Regal's 1920s and 1930s two-point models (here's a fancy version with the Washburn brand) seem to have been a downmarket approach to offering an alternative to the two-point body style of Vega cylinder-back instruments. This one dates from the late 1920s or early 1930s and is simple in materials (spruce over birch back and sides) but has decent binding and purflings.
I worked on this for its owner and, as I recall, he's the one responsible for both rebracing the top to a much heavier pattern and an attempt at shoring-up a bad neck joint with a dowel install at the bottom of the heel. The latter, unfortunately, is a good idea that rarely works. My work included resetting the neck, replacement binding at the treble side of the fretboard, a fret level/dress, new nut, and new compensated rosewood bridge. I also lubed the tuners while I was at it.

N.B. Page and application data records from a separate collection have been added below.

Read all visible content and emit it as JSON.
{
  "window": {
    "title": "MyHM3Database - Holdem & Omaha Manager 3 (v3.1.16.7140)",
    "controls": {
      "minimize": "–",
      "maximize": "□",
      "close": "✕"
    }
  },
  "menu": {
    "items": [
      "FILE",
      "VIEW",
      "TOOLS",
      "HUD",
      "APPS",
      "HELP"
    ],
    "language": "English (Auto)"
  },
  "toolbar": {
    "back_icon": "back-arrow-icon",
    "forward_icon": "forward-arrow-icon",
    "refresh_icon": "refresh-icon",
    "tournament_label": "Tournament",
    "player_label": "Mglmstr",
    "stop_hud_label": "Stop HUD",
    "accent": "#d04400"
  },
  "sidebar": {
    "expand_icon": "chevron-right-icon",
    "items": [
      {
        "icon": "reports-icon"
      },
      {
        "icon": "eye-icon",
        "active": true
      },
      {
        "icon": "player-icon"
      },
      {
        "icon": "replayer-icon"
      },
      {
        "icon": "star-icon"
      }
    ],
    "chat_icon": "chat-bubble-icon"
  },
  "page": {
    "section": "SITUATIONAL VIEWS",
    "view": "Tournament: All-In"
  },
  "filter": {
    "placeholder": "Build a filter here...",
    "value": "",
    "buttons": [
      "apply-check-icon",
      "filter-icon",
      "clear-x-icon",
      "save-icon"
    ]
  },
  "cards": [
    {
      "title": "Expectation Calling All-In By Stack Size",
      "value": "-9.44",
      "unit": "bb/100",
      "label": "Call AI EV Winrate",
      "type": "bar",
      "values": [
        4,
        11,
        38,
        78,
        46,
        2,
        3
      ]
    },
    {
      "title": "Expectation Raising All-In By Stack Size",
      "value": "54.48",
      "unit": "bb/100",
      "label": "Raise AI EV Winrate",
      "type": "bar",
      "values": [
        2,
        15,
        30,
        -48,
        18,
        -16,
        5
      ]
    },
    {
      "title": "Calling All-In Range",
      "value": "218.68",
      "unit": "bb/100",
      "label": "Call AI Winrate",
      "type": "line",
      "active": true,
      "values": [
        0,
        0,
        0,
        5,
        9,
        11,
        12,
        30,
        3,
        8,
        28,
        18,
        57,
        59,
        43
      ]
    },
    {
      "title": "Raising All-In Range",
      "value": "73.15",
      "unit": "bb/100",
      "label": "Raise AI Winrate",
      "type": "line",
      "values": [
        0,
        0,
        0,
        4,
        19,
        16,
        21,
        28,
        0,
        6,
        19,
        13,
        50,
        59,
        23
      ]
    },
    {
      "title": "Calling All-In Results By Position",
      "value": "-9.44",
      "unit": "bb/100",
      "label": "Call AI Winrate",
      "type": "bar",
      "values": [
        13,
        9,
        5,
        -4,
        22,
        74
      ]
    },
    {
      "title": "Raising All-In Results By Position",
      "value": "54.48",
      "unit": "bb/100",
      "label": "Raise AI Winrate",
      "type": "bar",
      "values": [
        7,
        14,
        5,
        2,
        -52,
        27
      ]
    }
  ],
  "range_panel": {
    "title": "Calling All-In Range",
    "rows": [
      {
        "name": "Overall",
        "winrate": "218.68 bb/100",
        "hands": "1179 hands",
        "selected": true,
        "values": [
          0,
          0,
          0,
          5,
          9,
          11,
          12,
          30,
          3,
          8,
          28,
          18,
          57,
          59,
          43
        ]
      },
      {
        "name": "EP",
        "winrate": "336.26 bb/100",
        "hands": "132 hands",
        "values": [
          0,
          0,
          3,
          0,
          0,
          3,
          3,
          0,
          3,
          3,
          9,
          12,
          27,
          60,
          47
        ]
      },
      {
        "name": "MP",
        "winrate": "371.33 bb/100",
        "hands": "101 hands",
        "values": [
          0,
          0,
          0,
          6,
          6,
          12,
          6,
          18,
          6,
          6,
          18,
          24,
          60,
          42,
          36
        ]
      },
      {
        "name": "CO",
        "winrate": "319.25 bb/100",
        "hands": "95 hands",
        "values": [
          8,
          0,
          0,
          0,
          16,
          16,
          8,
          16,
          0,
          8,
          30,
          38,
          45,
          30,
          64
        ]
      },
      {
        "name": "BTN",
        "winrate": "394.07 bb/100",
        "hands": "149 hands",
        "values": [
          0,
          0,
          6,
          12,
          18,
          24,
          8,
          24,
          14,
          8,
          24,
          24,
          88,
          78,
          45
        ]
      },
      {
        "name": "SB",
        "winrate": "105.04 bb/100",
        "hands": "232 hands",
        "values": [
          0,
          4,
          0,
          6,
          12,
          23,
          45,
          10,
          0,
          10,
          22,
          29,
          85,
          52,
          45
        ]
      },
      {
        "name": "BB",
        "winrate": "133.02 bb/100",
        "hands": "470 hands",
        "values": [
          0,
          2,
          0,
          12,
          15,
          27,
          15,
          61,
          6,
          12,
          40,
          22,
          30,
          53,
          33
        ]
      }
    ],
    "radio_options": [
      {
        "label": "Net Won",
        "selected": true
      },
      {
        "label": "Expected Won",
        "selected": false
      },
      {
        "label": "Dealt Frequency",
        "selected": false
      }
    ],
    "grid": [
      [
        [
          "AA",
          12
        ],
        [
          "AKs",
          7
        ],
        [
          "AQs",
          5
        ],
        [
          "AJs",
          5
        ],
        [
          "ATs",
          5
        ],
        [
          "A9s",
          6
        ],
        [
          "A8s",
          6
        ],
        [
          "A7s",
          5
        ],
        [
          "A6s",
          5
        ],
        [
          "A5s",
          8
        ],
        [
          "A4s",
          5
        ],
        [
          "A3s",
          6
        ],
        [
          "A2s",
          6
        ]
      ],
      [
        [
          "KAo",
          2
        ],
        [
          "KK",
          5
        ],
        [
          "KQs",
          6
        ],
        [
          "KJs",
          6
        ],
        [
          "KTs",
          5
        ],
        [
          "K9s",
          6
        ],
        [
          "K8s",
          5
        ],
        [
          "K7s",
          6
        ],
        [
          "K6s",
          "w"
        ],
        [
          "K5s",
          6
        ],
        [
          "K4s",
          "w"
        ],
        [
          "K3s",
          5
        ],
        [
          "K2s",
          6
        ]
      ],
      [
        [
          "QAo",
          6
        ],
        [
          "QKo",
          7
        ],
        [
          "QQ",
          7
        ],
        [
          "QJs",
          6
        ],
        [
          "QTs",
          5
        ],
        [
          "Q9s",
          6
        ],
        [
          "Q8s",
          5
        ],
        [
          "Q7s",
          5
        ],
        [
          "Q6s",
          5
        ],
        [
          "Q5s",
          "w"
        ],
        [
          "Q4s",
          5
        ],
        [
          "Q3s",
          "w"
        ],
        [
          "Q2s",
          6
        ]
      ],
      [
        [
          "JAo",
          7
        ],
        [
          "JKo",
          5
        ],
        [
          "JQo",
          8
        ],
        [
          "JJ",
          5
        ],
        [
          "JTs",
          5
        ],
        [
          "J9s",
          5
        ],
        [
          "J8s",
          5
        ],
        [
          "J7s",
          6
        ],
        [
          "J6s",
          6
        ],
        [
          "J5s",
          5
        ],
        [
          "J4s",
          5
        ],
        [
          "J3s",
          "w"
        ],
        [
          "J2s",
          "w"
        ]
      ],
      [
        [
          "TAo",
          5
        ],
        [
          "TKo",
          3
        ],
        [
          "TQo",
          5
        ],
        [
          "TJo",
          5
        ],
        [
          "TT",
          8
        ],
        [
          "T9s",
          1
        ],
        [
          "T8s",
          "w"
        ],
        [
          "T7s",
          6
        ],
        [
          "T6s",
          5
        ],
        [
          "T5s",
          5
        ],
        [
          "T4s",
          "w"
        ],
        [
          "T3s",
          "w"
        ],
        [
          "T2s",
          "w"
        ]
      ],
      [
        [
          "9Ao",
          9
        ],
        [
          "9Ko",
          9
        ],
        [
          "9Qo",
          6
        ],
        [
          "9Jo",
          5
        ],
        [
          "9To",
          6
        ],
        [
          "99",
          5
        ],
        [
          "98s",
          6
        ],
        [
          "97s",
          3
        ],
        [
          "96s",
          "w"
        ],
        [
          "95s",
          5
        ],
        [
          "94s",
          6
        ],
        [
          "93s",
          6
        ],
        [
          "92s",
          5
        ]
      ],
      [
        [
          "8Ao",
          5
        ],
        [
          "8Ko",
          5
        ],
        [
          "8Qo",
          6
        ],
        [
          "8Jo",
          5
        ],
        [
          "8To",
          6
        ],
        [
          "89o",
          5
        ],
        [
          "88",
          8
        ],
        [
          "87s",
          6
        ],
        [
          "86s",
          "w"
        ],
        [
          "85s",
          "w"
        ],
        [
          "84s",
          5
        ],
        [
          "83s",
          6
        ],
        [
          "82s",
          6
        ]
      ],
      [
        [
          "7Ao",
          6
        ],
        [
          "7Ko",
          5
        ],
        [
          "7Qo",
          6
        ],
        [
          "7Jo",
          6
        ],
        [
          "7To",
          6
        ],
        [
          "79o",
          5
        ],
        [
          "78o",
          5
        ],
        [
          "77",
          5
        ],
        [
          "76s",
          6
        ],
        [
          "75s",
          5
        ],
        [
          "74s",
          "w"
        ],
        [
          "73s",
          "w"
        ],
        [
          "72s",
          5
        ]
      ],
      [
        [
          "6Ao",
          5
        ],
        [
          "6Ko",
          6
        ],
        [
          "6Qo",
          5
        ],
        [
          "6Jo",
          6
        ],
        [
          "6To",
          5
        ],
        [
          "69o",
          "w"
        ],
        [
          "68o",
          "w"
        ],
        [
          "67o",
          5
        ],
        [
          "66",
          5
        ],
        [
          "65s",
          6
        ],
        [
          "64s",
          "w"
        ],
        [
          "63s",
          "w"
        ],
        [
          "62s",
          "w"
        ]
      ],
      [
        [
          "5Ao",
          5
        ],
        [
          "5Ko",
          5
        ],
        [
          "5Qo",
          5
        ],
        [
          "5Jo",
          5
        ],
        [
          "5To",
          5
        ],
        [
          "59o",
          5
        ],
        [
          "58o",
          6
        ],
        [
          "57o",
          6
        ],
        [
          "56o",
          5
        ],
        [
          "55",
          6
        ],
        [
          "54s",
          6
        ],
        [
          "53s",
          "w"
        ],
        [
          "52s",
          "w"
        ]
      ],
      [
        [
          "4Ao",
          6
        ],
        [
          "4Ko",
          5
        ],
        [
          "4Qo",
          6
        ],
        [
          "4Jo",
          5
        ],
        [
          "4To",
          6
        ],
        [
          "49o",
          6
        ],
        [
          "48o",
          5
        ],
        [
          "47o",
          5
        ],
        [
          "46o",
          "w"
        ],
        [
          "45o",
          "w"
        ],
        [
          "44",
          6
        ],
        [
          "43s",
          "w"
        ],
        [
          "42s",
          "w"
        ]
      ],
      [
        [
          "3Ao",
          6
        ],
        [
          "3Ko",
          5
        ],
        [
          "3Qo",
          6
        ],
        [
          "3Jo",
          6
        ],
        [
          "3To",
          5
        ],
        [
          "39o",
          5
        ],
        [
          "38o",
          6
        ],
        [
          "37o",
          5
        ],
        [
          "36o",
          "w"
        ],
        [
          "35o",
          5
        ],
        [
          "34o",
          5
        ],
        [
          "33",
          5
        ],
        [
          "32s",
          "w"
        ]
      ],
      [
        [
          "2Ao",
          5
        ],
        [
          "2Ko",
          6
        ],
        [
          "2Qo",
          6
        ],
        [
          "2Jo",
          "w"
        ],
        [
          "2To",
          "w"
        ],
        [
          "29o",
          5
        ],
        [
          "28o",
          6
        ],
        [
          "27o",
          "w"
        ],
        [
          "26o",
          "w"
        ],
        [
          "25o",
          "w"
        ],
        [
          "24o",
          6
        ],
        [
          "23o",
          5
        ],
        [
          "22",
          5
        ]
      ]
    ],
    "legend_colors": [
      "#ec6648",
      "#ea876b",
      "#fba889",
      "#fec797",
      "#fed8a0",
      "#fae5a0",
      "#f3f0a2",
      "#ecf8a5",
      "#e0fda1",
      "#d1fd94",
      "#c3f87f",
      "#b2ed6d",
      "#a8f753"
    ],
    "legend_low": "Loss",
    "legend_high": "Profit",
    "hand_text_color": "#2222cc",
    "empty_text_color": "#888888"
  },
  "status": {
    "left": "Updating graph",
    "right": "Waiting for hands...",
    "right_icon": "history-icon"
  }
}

After work it plays on-the-dot and uses 34w-10 regular mandolin "lights" -- which provide it with a good, midsy, direct sound that has a bunch of sustain. If the bracing had been left at original specs I would've used lighter strings, but the bulky bracing affords the use of standard sets and also means this mandolin "feels" as well as "sounds" more modern, too.
Fortunately, the only cracks on the instrument are on the back and are tight hairlines.
This same headstock shape was also used by Harmony at the same time, but the Regals usually have their recessed tuners screwed-into the headstock when they were made (rather than left loose in the housing) and they also usually have the small, micro-size buttons on them. The nut is new and bone.
As usual, the neck is stained maple or pearwood as opposed to "real" rosewood or ebony.
The scale length is a normal-for-the-time 13" and so feels slinkier than your average modern instrument.
Furniture-trade purfling is used on a lot of Regals from the time as a way to dress them up.
My rosewood bridge is roughly the size of the one that came off of it but has the normal "swooped" wings and is compensated.
The Bell Brand tailpiece allows for loop or ball-end strings.
It looks like the back was reglued a bit "off" during old work and was then sanded flush with the sides.
As a side-note -- when I reset necks on these I always install a "bolt" screw to keep them secure. These Regals have doweled neck joints that always come loose and move-about otherwise.